- [Work instruction] Please restate the records that follow exactly, skipping their images.

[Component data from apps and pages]

****************************************

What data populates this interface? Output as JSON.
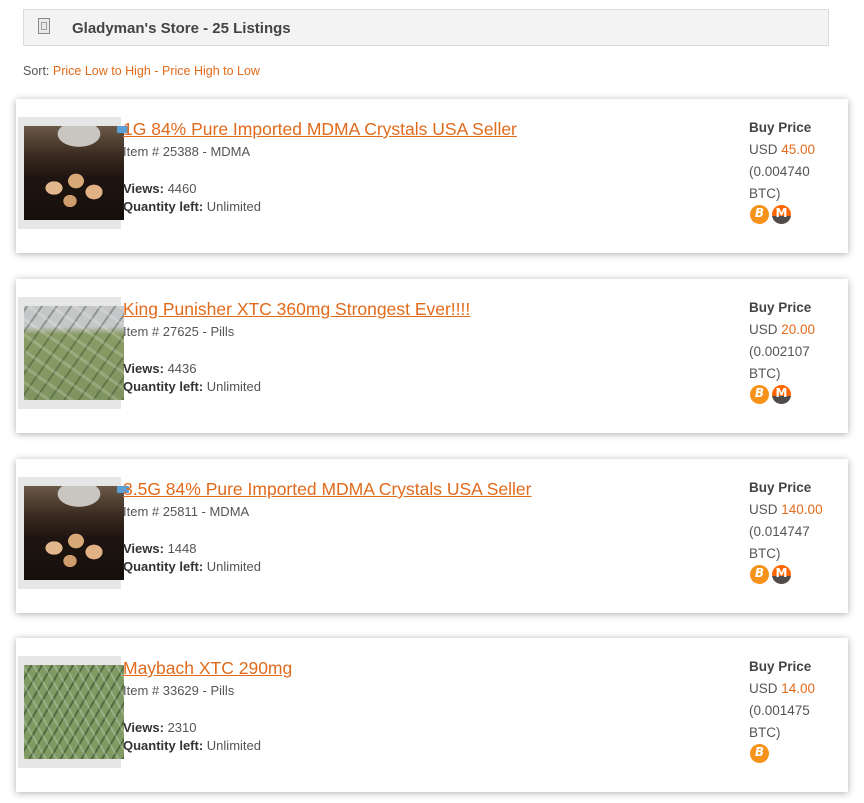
{
  "store": {
    "title": "Gladyman's Store - 25 Listings",
    "icon": "store-icon"
  },
  "sort": {
    "label": "Sort:",
    "low_to_high": "Price Low to High",
    "separator": "-",
    "high_to_low": "Price High to Low"
  },
  "listings": [
    {
      "title": "1G 84% Pure Imported MDMA Crystals USA Seller",
      "meta": "Item # 25388 - MDMA",
      "views_label": "Views:",
      "views": "4460",
      "qty_label": "Quantity left:",
      "qty": "Unlimited",
      "price_label": "Buy Price",
      "price_currency": "USD",
      "price_usd": "45.00",
      "price_btc_line1": "(0.004740",
      "price_btc_line2": "BTC)",
      "coins": [
        "bitcoin-icon",
        "monero-icon"
      ]
    },
    {
      "title": "King Punisher XTC 360mg Strongest Ever!!!!",
      "meta": "Item # 27625 - Pills",
      "views_label": "Views:",
      "views": "4436",
      "qty_label": "Quantity left:",
      "qty": "Unlimited",
      "price_label": "Buy Price",
      "price_currency": "USD",
      "price_usd": "20.00",
      "price_btc_line1": "(0.002107",
      "price_btc_line2": "BTC)",
      "coins": [
        "bitcoin-icon",
        "monero-icon"
      ]
    },
    {
      "title": "3.5G 84% Pure Imported MDMA Crystals USA Seller",
      "meta": "Item # 25811 - MDMA",
      "views_label": "Views:",
      "views": "1448",
      "qty_label": "Quantity left:",
      "qty": "Unlimited",
      "price_label": "Buy Price",
      "price_currency": "USD",
      "price_usd": "140.00",
      "price_btc_line1": "(0.014747",
      "price_btc_line2": "BTC)",
      "coins": [
        "bitcoin-icon",
        "monero-icon"
      ]
    },
    {
      "title": "Maybach XTC 290mg",
      "meta": "Item # 33629 - Pills",
      "views_label": "Views:",
      "views": "2310",
      "qty_label": "Quantity left:",
      "qty": "Unlimited",
      "price_label": "Buy Price",
      "price_currency": "USD",
      "price_usd": "14.00",
      "price_btc_line1": "(0.001475",
      "price_btc_line2": "BTC)",
      "coins": [
        "bitcoin-icon"
      ]
    }
  ],
  "colors": {
    "accent": "#e26a1b",
    "bitcoin": "#f7931a",
    "monero": "#ff6600"
  }
}
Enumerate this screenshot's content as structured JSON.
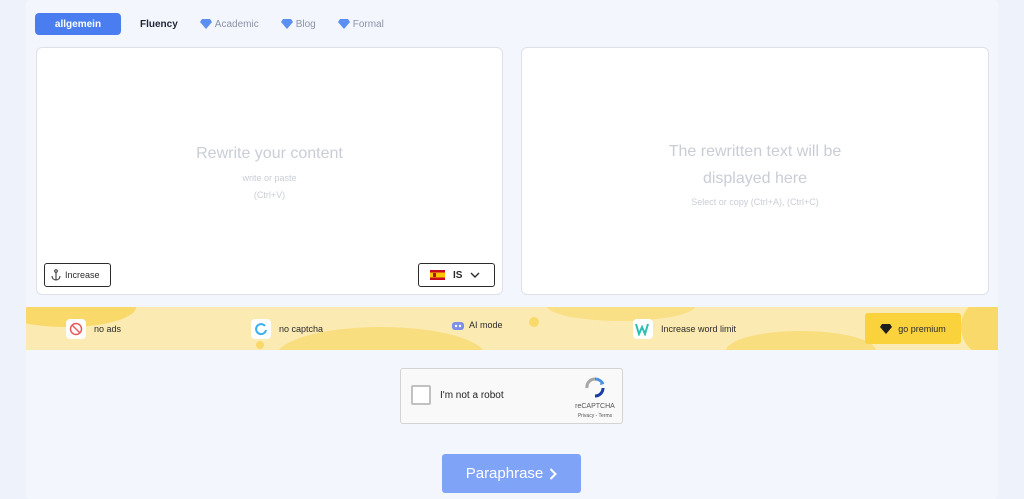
{
  "modes": {
    "active": "allgemein",
    "fluency": "Fluency",
    "academic": "Academic",
    "blog": "Blog",
    "formal": "Formal"
  },
  "input_box": {
    "title": "Rewrite your content",
    "hint": "write or paste",
    "shortcut": "(Ctrl+V)",
    "increase_label": "Increase",
    "language": "IS"
  },
  "output_box": {
    "title_line1": "The rewritten text will be",
    "title_line2": "displayed here",
    "hint": "Select or copy (Ctrl+A), (Ctrl+C)"
  },
  "banner": {
    "features": [
      {
        "label": "no ads",
        "icon": "no-ads-icon"
      },
      {
        "label": "no captcha",
        "icon": "captcha-icon"
      },
      {
        "label": "AI mode",
        "icon": "robot-icon"
      },
      {
        "label": "Increase word limit",
        "icon": "word-limit-icon"
      }
    ],
    "premium_label": "go premium"
  },
  "captcha": {
    "label": "I'm not a robot",
    "brand": "reCAPTCHA",
    "links": "Privacy - Terms"
  },
  "submit": {
    "label": "Paraphrase"
  },
  "colors": {
    "accent": "#4a7ef0",
    "button": "#7fa3f6",
    "banner": "#fbeab2",
    "premium": "#f9d23c"
  }
}
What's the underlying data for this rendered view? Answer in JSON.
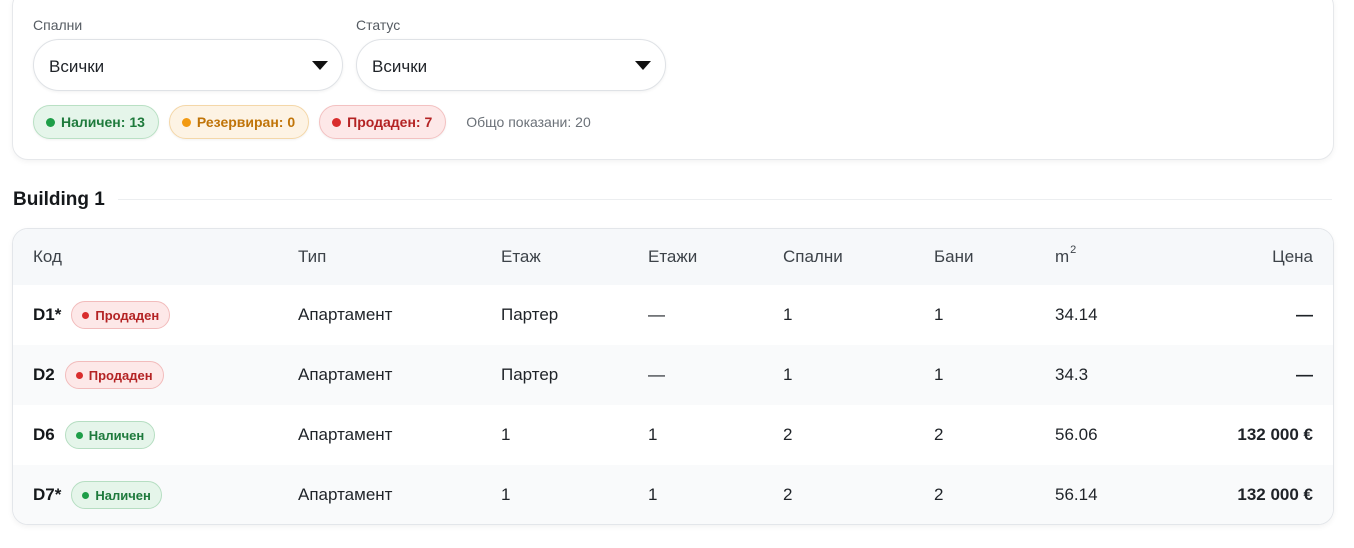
{
  "filters": {
    "bedrooms": {
      "label": "Спални",
      "value": "Всички"
    },
    "status": {
      "label": "Статус",
      "value": "Всички"
    }
  },
  "summary": {
    "available": "Наличен: 13",
    "reserved": "Резервиран: 0",
    "sold": "Продаден: 7",
    "total": "Общо показани: 20"
  },
  "colors": {
    "available": "#1e9e48",
    "reserved": "#f29a12",
    "sold": "#d92d2d"
  },
  "building": {
    "title": "Building 1"
  },
  "table": {
    "headers": {
      "code": "Код",
      "type": "Тип",
      "floor": "Етаж",
      "floors": "Етажи",
      "bedrooms": "Спални",
      "bathrooms": "Бани",
      "area": "m",
      "area_sup": "2",
      "price": "Цена"
    },
    "rows": [
      {
        "code": "D1*",
        "status": "Продаден",
        "type": "Апартамент",
        "floor": "Партер",
        "floors": "—",
        "bedrooms": "1",
        "bathrooms": "1",
        "area": "34.14",
        "price": "—"
      },
      {
        "code": "D2",
        "status": "Продаден",
        "type": "Апартамент",
        "floor": "Партер",
        "floors": "—",
        "bedrooms": "1",
        "bathrooms": "1",
        "area": "34.3",
        "price": "—"
      },
      {
        "code": "D6",
        "status": "Наличен",
        "type": "Апартамент",
        "floor": "1",
        "floors": "1",
        "bedrooms": "2",
        "bathrooms": "2",
        "area": "56.06",
        "price": "132 000 €"
      },
      {
        "code": "D7*",
        "status": "Наличен",
        "type": "Апартамент",
        "floor": "1",
        "floors": "1",
        "bedrooms": "2",
        "bathrooms": "2",
        "area": "56.14",
        "price": "132 000 €"
      }
    ]
  }
}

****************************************

- [Solution for this task]
What data populates this interface? Output as JSON.
{
  "store": {
    "title": "Gladyman's Store - 25 Listings",
    "icon": "store-icon"
  },
  "sort": {
    "label": "Sort:",
    "low_to_high": "Price Low to High",
    "separator": "-",
    "high_to_low": "Price High to Low"
  },
  "listings": [
    {
      "title": "1G 84% Pure Imported MDMA Crystals USA Seller",
      "meta": "Item # 25388 - MDMA",
      "views_label": "Views:",
      "views": "4460",
      "qty_label": "Quantity left:",
      "qty": "Unlimited",
      "price_label": "Buy Price",
      "price_currency": "USD",
      "price_usd": "45.00",
      "price_btc_line1": "(0.004740",
      "price_btc_line2": "BTC)",
      "coins": [
        "bitcoin-icon",
        "monero-icon"
      ]
    },
    {
      "title": "King Punisher XTC 360mg Strongest Ever!!!!",
      "meta": "Item # 27625 - Pills",
      "views_label": "Views:",
      "views": "4436",
      "qty_label": "Quantity left:",
      "qty": "Unlimited",
      "price_label": "Buy Price",
      "price_currency": "USD",
      "price_usd": "20.00",
      "price_btc_line1": "(0.002107",
      "price_btc_line2": "BTC)",
      "coins": [
        "bitcoin-icon",
        "monero-icon"
      ]
    },
    {
      "title": "3.5G 84% Pure Imported MDMA Crystals USA Seller",
      "meta": "Item # 25811 - MDMA",
      "views_label": "Views:",
      "views": "1448",
      "qty_label": "Quantity left:",
      "qty": "Unlimited",
      "price_label": "Buy Price",
      "price_currency": "USD",
      "price_usd": "140.00",
      "price_btc_line1": "(0.014747",
      "price_btc_line2": "BTC)",
      "coins": [
        "bitcoin-icon",
        "monero-icon"
      ]
    },
    {
      "title": "Maybach XTC 290mg",
      "meta": "Item # 33629 - Pills",
      "views_label": "Views:",
      "views": "2310",
      "qty_label": "Quantity left:",
      "qty": "Unlimited",
      "price_label": "Buy Price",
      "price_currency": "USD",
      "price_usd": "14.00",
      "price_btc_line1": "(0.001475",
      "price_btc_line2": "BTC)",
      "coins": [
        "bitcoin-icon"
      ]
    }
  ],
  "colors": {
    "accent": "#e26a1b",
    "bitcoin": "#f7931a",
    "monero": "#ff6600"
  }
}
Enumerate this screenshot's content as structured JSON.
{
  "modes": {
    "active": "allgemein",
    "fluency": "Fluency",
    "academic": "Academic",
    "blog": "Blog",
    "formal": "Formal"
  },
  "input_box": {
    "title": "Rewrite your content",
    "hint": "write or paste",
    "shortcut": "(Ctrl+V)",
    "increase_label": "Increase",
    "language": "IS"
  },
  "output_box": {
    "title_line1": "The rewritten text will be",
    "title_line2": "displayed here",
    "hint": "Select or copy (Ctrl+A), (Ctrl+C)"
  },
  "banner": {
    "features": [
      {
        "label": "no ads",
        "icon": "no-ads-icon"
      },
      {
        "label": "no captcha",
        "icon": "captcha-icon"
      },
      {
        "label": "AI mode",
        "icon": "robot-icon"
      },
      {
        "label": "Increase word limit",
        "icon": "word-limit-icon"
      }
    ],
    "premium_label": "go premium"
  },
  "captcha": {
    "label": "I'm not a robot",
    "brand": "reCAPTCHA",
    "links": "Privacy - Terms"
  },
  "submit": {
    "label": "Paraphrase"
  },
  "colors": {
    "accent": "#4a7ef0",
    "button": "#7fa3f6",
    "banner": "#fbeab2",
    "premium": "#f9d23c"
  }
}
What's the underlying data for this rendered view? Answer in JSON.
{
  "filters": {
    "bedrooms": {
      "label": "Спални",
      "value": "Всички"
    },
    "status": {
      "label": "Статус",
      "value": "Всички"
    }
  },
  "summary": {
    "available": "Наличен: 13",
    "reserved": "Резервиран: 0",
    "sold": "Продаден: 7",
    "total": "Общо показани: 20"
  },
  "colors": {
    "available": "#1e9e48",
    "reserved": "#f29a12",
    "sold": "#d92d2d"
  },
  "building": {
    "title": "Building 1"
  },
  "table": {
    "headers": {
      "code": "Код",
      "type": "Тип",
      "floor": "Етаж",
      "floors": "Етажи",
      "bedrooms": "Спални",
      "bathrooms": "Бани",
      "area": "m",
      "area_sup": "2",
      "price": "Цена"
    },
    "rows": [
      {
        "code": "D1*",
        "status": "Продаден",
        "type": "Апартамент",
        "floor": "Партер",
        "floors": "—",
        "bedrooms": "1",
        "bathrooms": "1",
        "area": "34.14",
        "price": "—"
      },
      {
        "code": "D2",
        "status": "Продаден",
        "type": "Апартамент",
        "floor": "Партер",
        "floors": "—",
        "bedrooms": "1",
        "bathrooms": "1",
        "area": "34.3",
        "price": "—"
      },
      {
        "code": "D6",
        "status": "Наличен",
        "type": "Апартамент",
        "floor": "1",
        "floors": "1",
        "bedrooms": "2",
        "bathrooms": "2",
        "area": "56.06",
        "price": "132 000 €"
      },
      {
        "code": "D7*",
        "status": "Наличен",
        "type": "Апартамент",
        "floor": "1",
        "floors": "1",
        "bedrooms": "2",
        "bathrooms": "2",
        "area": "56.14",
        "price": "132 000 €"
      }
    ]
  }
}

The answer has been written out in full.